▶ _MATERIAL SHOWN_

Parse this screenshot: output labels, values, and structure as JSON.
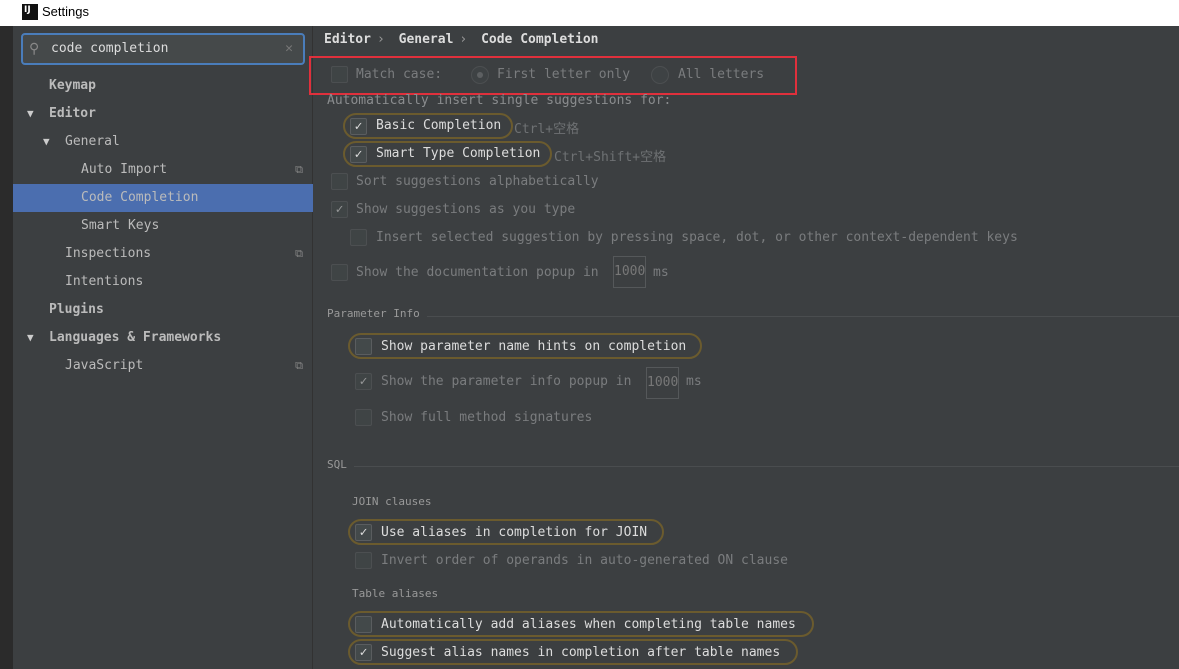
{
  "window": {
    "title": "Settings",
    "logo": "IJ"
  },
  "search": {
    "value": "code completion",
    "icon": "search-icon",
    "clear_icon": "close-icon"
  },
  "tree": [
    {
      "label": "Keymap"
    },
    {
      "label": "Editor"
    },
    {
      "label": "General"
    },
    {
      "label": "Auto Import"
    },
    {
      "label": "Code Completion",
      "selected": true
    },
    {
      "label": "Smart Keys"
    },
    {
      "label": "Inspections"
    },
    {
      "label": "Intentions"
    },
    {
      "label": "Plugins"
    },
    {
      "label": "Languages & Frameworks"
    },
    {
      "label": "JavaScript"
    }
  ],
  "breadcrumb": [
    "Editor",
    "General",
    "Code Completion"
  ],
  "breadcrumb_sep": "›",
  "match_case": {
    "label": "Match case:",
    "checked": false,
    "options": [
      "First letter only",
      "All letters"
    ],
    "selected": "First letter only"
  },
  "auto_insert": {
    "header": "Automatically insert single suggestions for:",
    "basic": {
      "label": "Basic Completion",
      "shortcut": "Ctrl+空格",
      "checked": true
    },
    "smart": {
      "label": "Smart Type Completion",
      "shortcut": "Ctrl+Shift+空格",
      "checked": true
    }
  },
  "sort": {
    "label": "Sort suggestions alphabetically",
    "checked": false
  },
  "show_as_type": {
    "label": "Show suggestions as you type",
    "checked": true
  },
  "insert_selected": {
    "label": "Insert selected suggestion by pressing space, dot, or other context-dependent keys",
    "checked": false
  },
  "doc_popup": {
    "label": "Show the documentation popup in",
    "value": "1000",
    "unit": "ms",
    "checked": false
  },
  "param_info": {
    "header": "Parameter Info",
    "name_hints": {
      "label": "Show parameter name hints on completion",
      "checked": false
    },
    "info_popup": {
      "label": "Show the parameter info popup in",
      "value": "1000",
      "unit": "ms",
      "checked": true
    },
    "full_sig": {
      "label": "Show full method signatures",
      "checked": false
    }
  },
  "sql": {
    "header": "SQL",
    "join_header": "JOIN clauses",
    "use_aliases": {
      "label": "Use aliases in completion for JOIN",
      "checked": true
    },
    "invert": {
      "label": "Invert order of operands in auto-generated ON clause",
      "checked": false
    },
    "table_header": "Table aliases",
    "auto_add": {
      "label": "Automatically add aliases when completing table names",
      "checked": false
    },
    "suggest": {
      "label": "Suggest alias names in completion after table names",
      "checked": true
    }
  },
  "check_mark": "✓",
  "colors": {
    "selection": "#4b6eaf",
    "highlight_border": "#e0303c",
    "search_border": "#4a7dbb"
  }
}
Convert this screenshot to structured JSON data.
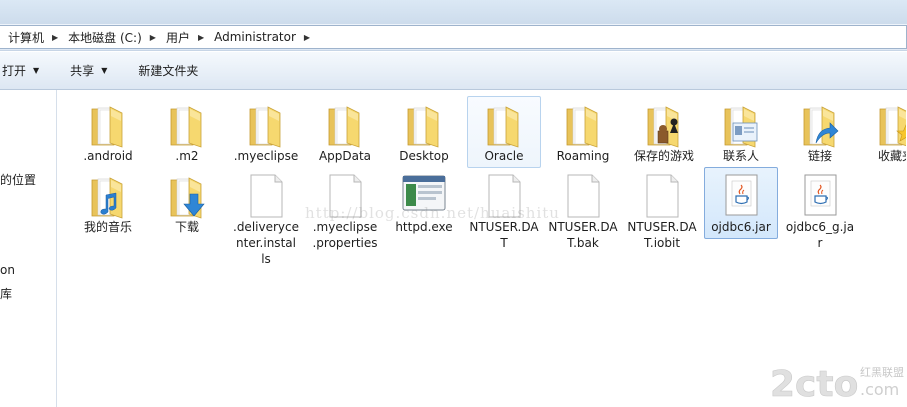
{
  "breadcrumb": [
    "计算机",
    "本地磁盘 (C:)",
    "用户",
    "Administrator"
  ],
  "toolbar": {
    "open_label": "打开",
    "share_label": "共享",
    "new_folder_label": "新建文件夹"
  },
  "nav": {
    "item_1": "的位置",
    "item_2": "on",
    "item_3": "库"
  },
  "files": [
    {
      "label": ".android",
      "icon": "folder-icon"
    },
    {
      "label": ".m2",
      "icon": "folder-icon"
    },
    {
      "label": ".myeclipse",
      "icon": "folder-icon"
    },
    {
      "label": "AppData",
      "icon": "folder-icon"
    },
    {
      "label": "Desktop",
      "icon": "folder-icon"
    },
    {
      "label": "Oracle",
      "icon": "folder-icon"
    },
    {
      "label": "Roaming",
      "icon": "folder-icon"
    },
    {
      "label": "保存的游戏",
      "icon": "saved-games-folder-icon"
    },
    {
      "label": "联系人",
      "icon": "contacts-folder-icon"
    },
    {
      "label": "链接",
      "icon": "links-folder-icon"
    },
    {
      "label": "收藏夹",
      "icon": "favorites-folder-icon"
    },
    {
      "label": "我的音乐",
      "icon": "music-folder-icon"
    },
    {
      "label": "下载",
      "icon": "downloads-folder-icon"
    },
    {
      "label": ".deliverycenter.installs",
      "icon": "file-icon"
    },
    {
      "label": ".myeclipse.properties",
      "icon": "file-icon"
    },
    {
      "label": "httpd.exe",
      "icon": "exe-icon"
    },
    {
      "label": "NTUSER.DAT",
      "icon": "file-icon"
    },
    {
      "label": "NTUSER.DAT.bak",
      "icon": "file-icon"
    },
    {
      "label": "NTUSER.DAT.iobit",
      "icon": "file-icon"
    },
    {
      "label": "ojdbc6.jar",
      "icon": "jar-icon"
    },
    {
      "label": "ojdbc6_g.jar",
      "icon": "jar-icon"
    }
  ],
  "watermark": "http://blog.csdn.net/huaishitu",
  "logo": {
    "brand": "2cto",
    "domain": ".com",
    "tagline": "红黑联盟"
  }
}
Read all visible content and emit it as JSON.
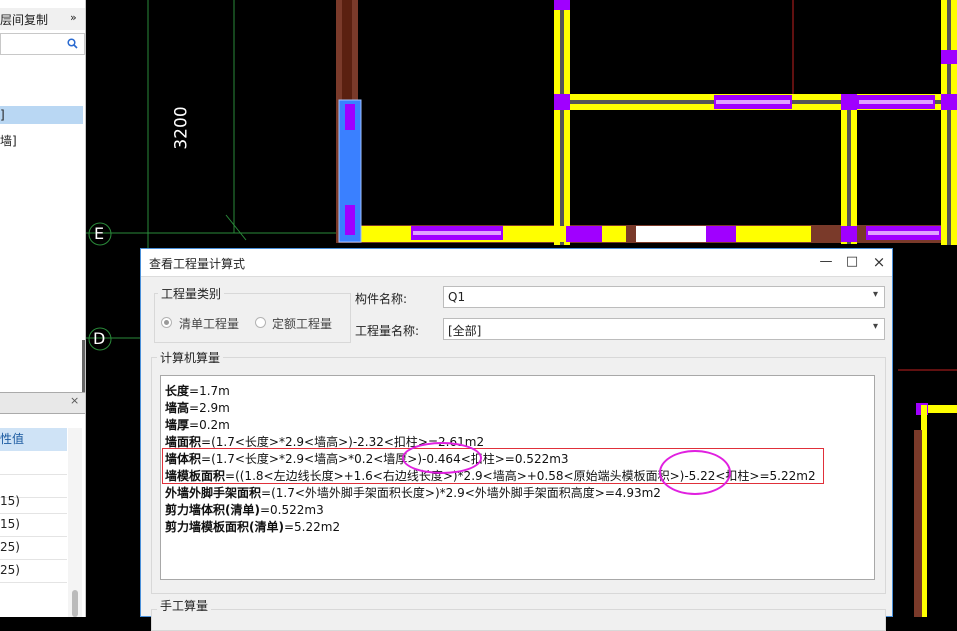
{
  "left_panel": {
    "toolbar_label": "层间复制",
    "toolbar_arrow": "»",
    "tree_items": [
      "]",
      "墙]"
    ],
    "prop_close": "×",
    "prop_header": "性值",
    "prop_rows": [
      "15)",
      "15)",
      "25)",
      "25)"
    ]
  },
  "cad": {
    "dim_text": "3200",
    "axis_e": "E",
    "axis_d": "D",
    "colors": {
      "wall_yellow": "#ffff00",
      "column_purple": "#a000ff",
      "selected_blue": "#3a80ff",
      "grid_green": "#2a8a3a"
    }
  },
  "dialog": {
    "title": "查看工程量计算式",
    "min_label": "—",
    "max_label": "□",
    "close_label": "×",
    "qty_type_group": {
      "title": "工程量类别",
      "option1": "清单工程量",
      "option2": "定额工程量",
      "selected": "清单工程量"
    },
    "component_name_label": "构件名称:",
    "component_name_value": "Q1",
    "qty_name_label": "工程量名称:",
    "qty_name_value": "[全部]",
    "computer_calc_title": "计算机算量",
    "lines": [
      {
        "name": "长度",
        "expr": "=1.7m"
      },
      {
        "name": "墙高",
        "expr": "=2.9m"
      },
      {
        "name": "墙厚",
        "expr": "=0.2m"
      },
      {
        "name": "墙面积",
        "expr": "=(1.7<长度>*2.9<墙高>)-2.32<扣柱>=2.61m2"
      },
      {
        "name": "墙体积",
        "expr": "=(1.7<长度>*2.9<墙高>*0.2<墙厚>)-0.464<扣柱>=0.522m3"
      },
      {
        "name": "墙模板面积",
        "expr": "=((1.8<左边线长度>+1.6<右边线长度>)*2.9<墙高>+0.58<原始端头模板面积>)-5.22<扣柱>=5.22m2"
      },
      {
        "name": "外墙外脚手架面积",
        "expr": "=(1.7<外墙外脚手架面积长度>)*2.9<外墙外脚手架面积高度>=4.93m2"
      },
      {
        "name": "剪力墙体积(清单)",
        "expr": "=0.522m3"
      },
      {
        "name": "剪力墙模板面积(清单)",
        "expr": "=5.22m2"
      }
    ],
    "manual_calc_title": "手工算量",
    "combo_arrow": "▾"
  }
}
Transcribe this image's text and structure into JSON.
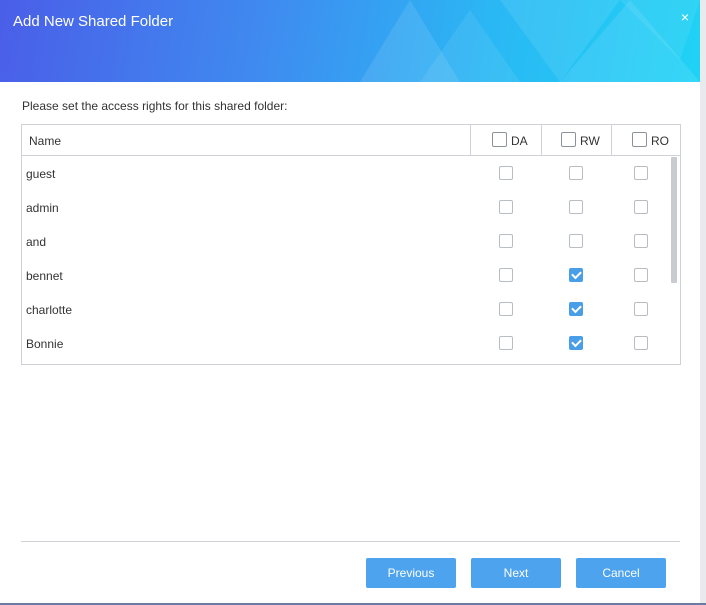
{
  "dialog": {
    "title": "Add New Shared Folder",
    "close_glyph": "×",
    "instruction": "Please set the access rights for this shared folder:"
  },
  "table": {
    "name_header": "Name",
    "columns": [
      {
        "key": "DA",
        "label": "DA",
        "header_checked": false
      },
      {
        "key": "RW",
        "label": "RW",
        "header_checked": false
      },
      {
        "key": "RO",
        "label": "RO",
        "header_checked": false
      }
    ],
    "rows": [
      {
        "name": "guest",
        "DA": false,
        "RW": false,
        "RO": false
      },
      {
        "name": "admin",
        "DA": false,
        "RW": false,
        "RO": false
      },
      {
        "name": "and",
        "DA": false,
        "RW": false,
        "RO": false
      },
      {
        "name": "bennet",
        "DA": false,
        "RW": true,
        "RO": false
      },
      {
        "name": "charlotte",
        "DA": false,
        "RW": true,
        "RO": false
      },
      {
        "name": "Bonnie",
        "DA": false,
        "RW": true,
        "RO": false
      }
    ]
  },
  "buttons": {
    "previous": "Previous",
    "next": "Next",
    "cancel": "Cancel"
  },
  "colors": {
    "accent": "#4da3ee",
    "checked": "#4a9ee8",
    "header_gradient_start": "#4a5ee8",
    "header_gradient_end": "#1fd3f5"
  }
}
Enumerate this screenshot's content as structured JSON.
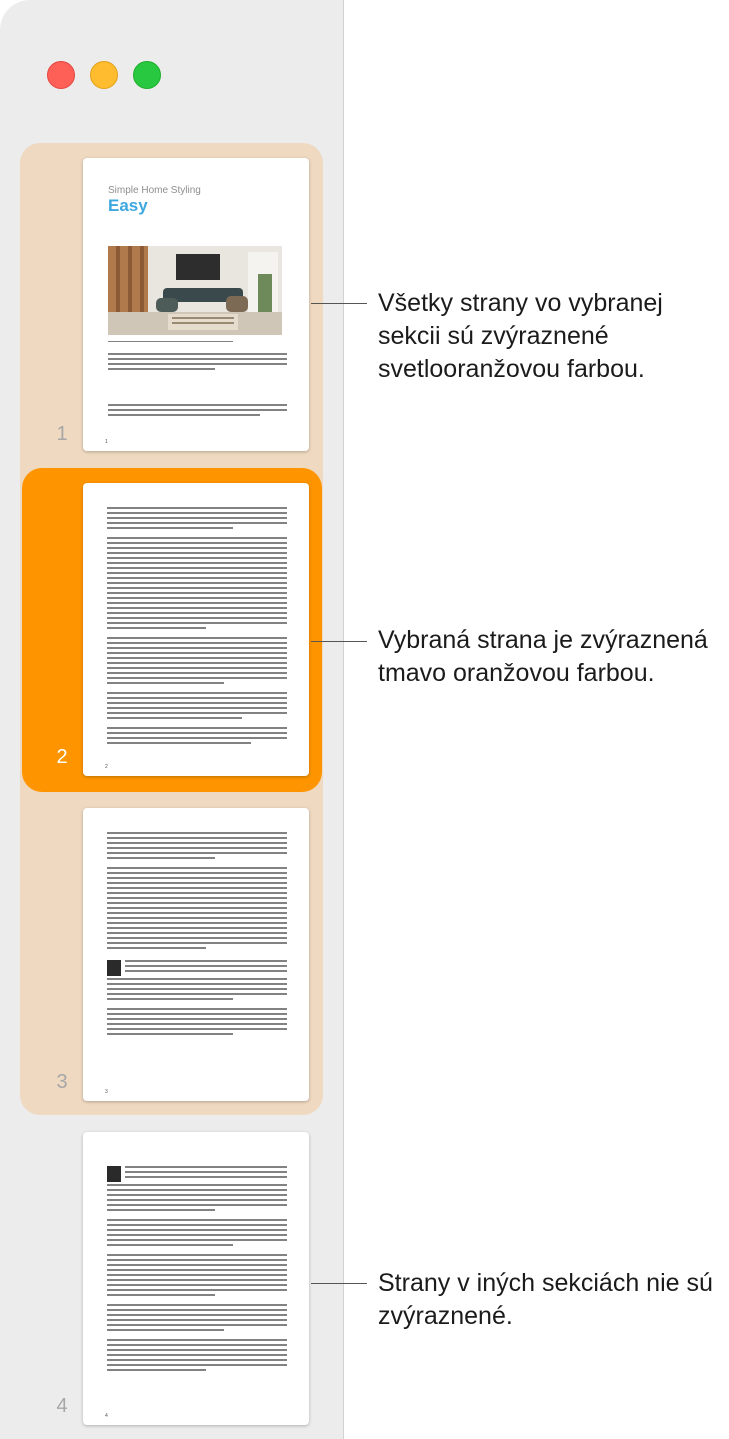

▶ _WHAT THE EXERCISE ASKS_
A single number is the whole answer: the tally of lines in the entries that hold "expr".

▶ _ANSWER TO THE EXERCISE_
9